Definition

The term transaction error rate refers to a calculation that allows a company to understand how accurately the accounting department is processing routine transactions. The typical transactions examined for this metric include payments to suppliers or invoices issued.

Calculation

Transaction Error Rate = Number of Errors / Transactions Processed

Where:

  • Number of errors is a count of the transactions requiring a correction after it has been processed.
  • Transactions processed is the total of a repetitive type transaction completed in a given timeframe. For example, the analyst might be interested in the number of transactions processed in a single month. It's desirable to measure transactions that account for a significant number of accounting staff persons.

Explanation

Accounting and finance metrics allow a company's internal analysts to understand how well its accounting and finance departments are operating. This is usually assessed by examining metrics such as error rates, transactions processed, discounts taken, and turnaround times. Accounting and finance metrics allow the company's management team to identify areas where changes can be made that will improve their key operating metrics. One of the ways to learn how efficiently the accounting department is processing a certain transaction is by calculating a transaction error rate.

A company's accounting department is usually responsible for processing large numbers of transactions. This includes paying invoices, journal entries, and issuing invoices. Unless robotic process automation is deployed to complete these transactions, they will consume a significant amount of relatively expensive resources. While it's of interest to understand metrics like transactions per FTE, these only tell half the performance story. For example, it's possible to process a large number of transaction, but if the error rate is high, then more time is consumed correcting the original transaction. More importantly, customer satisfaction will suffer if the errors involve bills rendered to customers. Oftentimes errors take more time to correct than they do to process correctly the first time.
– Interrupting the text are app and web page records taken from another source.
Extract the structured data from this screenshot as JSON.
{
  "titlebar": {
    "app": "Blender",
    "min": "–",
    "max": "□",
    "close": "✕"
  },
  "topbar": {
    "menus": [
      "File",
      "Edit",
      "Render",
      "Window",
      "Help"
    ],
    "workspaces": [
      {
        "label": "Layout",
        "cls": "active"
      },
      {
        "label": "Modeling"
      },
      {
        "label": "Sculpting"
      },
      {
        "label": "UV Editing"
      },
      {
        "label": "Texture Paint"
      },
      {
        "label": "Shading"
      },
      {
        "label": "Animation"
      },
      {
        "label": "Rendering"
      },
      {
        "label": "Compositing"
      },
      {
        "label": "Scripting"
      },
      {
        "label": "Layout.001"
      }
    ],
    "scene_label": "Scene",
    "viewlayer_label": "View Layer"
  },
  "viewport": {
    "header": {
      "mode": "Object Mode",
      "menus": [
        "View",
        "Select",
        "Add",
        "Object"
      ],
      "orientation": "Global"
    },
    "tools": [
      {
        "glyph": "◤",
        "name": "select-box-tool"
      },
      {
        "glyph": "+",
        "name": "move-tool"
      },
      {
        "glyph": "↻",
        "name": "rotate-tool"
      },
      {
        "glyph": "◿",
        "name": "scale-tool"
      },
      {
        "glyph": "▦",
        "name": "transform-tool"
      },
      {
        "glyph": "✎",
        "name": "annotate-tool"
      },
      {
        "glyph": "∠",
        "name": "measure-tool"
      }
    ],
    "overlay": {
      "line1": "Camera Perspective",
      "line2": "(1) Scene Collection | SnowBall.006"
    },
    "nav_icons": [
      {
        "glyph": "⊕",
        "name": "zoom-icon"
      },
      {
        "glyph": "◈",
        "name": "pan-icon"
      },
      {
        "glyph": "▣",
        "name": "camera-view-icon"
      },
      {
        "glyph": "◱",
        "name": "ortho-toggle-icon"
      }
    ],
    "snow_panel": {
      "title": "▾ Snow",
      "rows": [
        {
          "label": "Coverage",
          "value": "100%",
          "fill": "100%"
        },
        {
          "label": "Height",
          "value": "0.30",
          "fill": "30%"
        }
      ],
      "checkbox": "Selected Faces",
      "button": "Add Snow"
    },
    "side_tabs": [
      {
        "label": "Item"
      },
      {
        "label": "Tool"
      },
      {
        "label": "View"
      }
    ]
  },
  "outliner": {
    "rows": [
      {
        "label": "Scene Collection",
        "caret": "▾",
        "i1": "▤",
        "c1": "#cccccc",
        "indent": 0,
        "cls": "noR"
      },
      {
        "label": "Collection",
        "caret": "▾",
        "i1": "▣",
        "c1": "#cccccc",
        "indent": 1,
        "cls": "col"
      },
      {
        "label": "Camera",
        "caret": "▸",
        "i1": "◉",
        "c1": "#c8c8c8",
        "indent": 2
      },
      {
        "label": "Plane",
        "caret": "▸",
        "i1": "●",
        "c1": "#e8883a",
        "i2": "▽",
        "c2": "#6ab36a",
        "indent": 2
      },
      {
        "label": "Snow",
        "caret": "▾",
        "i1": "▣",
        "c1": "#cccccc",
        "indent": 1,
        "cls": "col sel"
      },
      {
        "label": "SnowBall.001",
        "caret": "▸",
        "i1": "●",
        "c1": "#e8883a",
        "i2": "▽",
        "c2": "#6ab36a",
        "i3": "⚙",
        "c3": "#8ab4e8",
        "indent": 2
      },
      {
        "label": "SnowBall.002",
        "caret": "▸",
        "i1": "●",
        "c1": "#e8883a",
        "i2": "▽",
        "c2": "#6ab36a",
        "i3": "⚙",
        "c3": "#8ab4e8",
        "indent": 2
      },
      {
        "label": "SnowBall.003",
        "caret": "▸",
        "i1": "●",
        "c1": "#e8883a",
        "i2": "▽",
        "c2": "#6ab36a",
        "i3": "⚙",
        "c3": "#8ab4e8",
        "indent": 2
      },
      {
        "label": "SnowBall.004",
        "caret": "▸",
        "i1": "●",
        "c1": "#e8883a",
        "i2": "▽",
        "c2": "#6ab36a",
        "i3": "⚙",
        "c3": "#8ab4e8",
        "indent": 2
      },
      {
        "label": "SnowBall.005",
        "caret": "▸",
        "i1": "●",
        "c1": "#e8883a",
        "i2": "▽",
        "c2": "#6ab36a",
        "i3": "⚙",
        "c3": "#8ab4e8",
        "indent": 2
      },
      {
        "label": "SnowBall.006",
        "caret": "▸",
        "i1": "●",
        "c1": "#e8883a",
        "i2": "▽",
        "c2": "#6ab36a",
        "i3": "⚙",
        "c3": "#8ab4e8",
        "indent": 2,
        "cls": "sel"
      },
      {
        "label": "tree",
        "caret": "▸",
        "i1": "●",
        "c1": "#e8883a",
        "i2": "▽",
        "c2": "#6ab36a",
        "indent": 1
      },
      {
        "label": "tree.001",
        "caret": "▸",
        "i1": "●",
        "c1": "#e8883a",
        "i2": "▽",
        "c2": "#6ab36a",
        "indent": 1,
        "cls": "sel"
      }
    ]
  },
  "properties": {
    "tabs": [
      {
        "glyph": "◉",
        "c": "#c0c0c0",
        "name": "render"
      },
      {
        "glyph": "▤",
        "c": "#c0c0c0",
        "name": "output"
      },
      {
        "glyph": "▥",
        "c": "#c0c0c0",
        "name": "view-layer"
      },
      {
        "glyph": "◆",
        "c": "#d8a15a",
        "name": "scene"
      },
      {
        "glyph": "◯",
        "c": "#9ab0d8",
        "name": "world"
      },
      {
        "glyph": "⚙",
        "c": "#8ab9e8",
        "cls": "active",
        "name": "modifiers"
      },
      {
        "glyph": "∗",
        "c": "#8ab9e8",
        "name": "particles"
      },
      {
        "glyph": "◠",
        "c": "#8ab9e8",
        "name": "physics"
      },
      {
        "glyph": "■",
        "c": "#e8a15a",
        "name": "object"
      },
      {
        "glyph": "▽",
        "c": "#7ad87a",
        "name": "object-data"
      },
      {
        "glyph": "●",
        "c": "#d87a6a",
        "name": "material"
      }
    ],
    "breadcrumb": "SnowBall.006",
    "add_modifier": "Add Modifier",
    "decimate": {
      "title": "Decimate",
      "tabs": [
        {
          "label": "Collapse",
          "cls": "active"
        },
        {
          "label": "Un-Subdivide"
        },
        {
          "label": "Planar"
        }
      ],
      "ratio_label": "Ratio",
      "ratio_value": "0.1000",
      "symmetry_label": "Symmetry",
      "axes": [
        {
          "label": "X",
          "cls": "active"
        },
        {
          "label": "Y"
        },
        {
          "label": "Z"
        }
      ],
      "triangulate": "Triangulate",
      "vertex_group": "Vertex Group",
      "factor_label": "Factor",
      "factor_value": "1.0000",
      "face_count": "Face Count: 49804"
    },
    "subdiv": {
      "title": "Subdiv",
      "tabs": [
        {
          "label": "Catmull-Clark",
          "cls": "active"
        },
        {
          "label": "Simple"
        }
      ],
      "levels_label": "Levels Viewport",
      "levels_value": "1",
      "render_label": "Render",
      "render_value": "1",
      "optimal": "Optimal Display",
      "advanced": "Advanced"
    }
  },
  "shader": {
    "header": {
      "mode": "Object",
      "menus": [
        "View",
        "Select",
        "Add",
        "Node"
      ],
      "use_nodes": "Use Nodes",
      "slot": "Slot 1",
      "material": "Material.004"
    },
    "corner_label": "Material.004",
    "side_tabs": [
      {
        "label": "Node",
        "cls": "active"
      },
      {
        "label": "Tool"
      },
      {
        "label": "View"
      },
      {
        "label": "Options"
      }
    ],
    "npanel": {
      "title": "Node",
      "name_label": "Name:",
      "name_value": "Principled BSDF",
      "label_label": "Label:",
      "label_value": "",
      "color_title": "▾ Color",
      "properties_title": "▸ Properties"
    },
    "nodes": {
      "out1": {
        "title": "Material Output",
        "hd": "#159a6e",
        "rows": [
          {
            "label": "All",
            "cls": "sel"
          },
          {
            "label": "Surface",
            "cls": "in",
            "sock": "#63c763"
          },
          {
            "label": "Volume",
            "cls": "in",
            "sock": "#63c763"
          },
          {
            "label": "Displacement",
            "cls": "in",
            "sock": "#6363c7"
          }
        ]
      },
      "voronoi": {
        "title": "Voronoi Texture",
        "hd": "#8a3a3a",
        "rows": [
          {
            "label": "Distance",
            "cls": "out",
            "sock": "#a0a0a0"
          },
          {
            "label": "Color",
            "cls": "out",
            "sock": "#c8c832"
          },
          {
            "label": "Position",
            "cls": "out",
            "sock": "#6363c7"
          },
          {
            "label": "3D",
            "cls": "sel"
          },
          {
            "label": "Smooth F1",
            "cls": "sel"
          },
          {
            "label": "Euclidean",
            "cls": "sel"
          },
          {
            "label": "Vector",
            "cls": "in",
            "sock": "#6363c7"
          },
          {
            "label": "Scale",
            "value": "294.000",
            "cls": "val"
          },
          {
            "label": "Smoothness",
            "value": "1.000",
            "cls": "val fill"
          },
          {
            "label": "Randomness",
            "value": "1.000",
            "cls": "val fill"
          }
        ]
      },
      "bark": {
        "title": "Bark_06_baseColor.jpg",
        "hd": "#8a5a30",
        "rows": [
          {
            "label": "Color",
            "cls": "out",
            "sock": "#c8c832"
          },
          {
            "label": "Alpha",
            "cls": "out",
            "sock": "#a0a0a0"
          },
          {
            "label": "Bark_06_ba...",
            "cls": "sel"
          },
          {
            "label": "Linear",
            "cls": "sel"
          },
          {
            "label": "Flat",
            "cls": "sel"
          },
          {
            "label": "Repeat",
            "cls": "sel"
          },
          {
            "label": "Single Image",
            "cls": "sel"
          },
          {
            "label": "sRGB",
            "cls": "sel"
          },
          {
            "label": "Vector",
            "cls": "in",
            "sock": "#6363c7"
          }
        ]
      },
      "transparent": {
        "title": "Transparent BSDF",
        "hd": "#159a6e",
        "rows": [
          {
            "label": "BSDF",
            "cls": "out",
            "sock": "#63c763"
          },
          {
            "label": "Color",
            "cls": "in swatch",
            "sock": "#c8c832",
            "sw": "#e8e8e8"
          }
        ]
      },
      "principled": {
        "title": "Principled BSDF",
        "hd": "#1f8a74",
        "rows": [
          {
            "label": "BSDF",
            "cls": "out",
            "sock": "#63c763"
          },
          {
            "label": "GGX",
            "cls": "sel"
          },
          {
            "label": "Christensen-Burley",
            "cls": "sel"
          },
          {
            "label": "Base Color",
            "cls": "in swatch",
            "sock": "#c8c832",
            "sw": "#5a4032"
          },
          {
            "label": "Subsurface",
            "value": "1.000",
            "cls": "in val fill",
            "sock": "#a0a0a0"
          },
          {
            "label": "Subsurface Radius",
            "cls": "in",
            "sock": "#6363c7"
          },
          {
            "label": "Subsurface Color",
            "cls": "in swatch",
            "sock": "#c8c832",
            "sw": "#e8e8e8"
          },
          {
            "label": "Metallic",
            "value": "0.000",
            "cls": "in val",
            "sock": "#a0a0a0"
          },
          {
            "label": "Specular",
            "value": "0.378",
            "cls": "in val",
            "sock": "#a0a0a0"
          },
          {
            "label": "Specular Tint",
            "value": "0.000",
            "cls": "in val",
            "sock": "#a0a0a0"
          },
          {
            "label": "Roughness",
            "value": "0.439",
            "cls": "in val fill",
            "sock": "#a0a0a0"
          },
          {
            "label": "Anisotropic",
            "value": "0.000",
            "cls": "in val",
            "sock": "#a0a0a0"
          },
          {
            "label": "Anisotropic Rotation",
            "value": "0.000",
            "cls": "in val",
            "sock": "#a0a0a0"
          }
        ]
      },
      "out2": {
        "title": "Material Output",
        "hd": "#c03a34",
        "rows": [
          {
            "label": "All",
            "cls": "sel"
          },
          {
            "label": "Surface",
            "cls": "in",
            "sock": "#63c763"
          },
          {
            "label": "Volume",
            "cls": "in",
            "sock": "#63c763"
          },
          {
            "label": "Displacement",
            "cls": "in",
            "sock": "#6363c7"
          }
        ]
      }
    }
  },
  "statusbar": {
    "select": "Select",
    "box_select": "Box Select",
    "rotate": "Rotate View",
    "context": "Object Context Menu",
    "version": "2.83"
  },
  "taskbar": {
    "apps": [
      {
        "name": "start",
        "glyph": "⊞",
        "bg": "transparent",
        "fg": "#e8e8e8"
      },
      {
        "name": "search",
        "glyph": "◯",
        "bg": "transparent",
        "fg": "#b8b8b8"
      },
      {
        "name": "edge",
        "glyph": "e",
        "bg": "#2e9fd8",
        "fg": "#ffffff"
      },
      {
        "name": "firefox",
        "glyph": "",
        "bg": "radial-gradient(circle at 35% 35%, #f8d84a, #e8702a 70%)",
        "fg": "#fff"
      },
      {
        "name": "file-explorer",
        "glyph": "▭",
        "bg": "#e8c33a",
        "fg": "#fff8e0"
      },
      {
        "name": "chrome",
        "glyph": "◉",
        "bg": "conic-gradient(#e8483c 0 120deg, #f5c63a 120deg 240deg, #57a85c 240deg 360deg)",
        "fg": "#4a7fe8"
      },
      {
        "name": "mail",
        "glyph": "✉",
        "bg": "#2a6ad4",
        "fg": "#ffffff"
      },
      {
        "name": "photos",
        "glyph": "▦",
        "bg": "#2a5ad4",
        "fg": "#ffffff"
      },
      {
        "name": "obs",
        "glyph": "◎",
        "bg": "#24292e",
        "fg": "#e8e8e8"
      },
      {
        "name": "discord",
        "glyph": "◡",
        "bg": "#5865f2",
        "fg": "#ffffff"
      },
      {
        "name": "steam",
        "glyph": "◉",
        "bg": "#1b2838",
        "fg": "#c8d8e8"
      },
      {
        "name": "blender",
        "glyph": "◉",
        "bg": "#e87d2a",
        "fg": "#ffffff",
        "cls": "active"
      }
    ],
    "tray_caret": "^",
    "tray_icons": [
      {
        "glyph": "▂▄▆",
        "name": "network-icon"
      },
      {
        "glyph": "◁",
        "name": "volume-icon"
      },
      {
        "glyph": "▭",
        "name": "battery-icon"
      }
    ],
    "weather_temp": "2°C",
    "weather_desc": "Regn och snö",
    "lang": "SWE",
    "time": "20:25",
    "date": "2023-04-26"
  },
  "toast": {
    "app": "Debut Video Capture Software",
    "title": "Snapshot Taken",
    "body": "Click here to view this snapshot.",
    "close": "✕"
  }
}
This is why the overall performance of a team must be assessed using both volumes of transactions as well as accuracy.

Example

The Comptroller of Company ABC wanted to understand how accurately her accounts receivable department was sending invoices. She asked the company's benchmarking team to procure a global benchmark study, so she could understand the performance of the team. The benchmarking group determined top quarter performance was 1.2 errors per 1,000 transactions processed. The information below was found by the team.

  January February March April May
Invoices Processed 8,488 8,585 8,460 8,645 7,980
Errors 7 6 7 10 12
Errors per 1,000 Transactions 0.82 0.70 0.83 1.16 1.50

Based on the above finding, the Comptroller launched an investigation to determine the recent degradation in performance. Earlier in the year, the team's error rate per 1,000 transactions was better than top quartile performance, while the team recently slipped to second quartile.

Related Terms

transactions processed per FTEpurchase discounts missed ratioaging buckets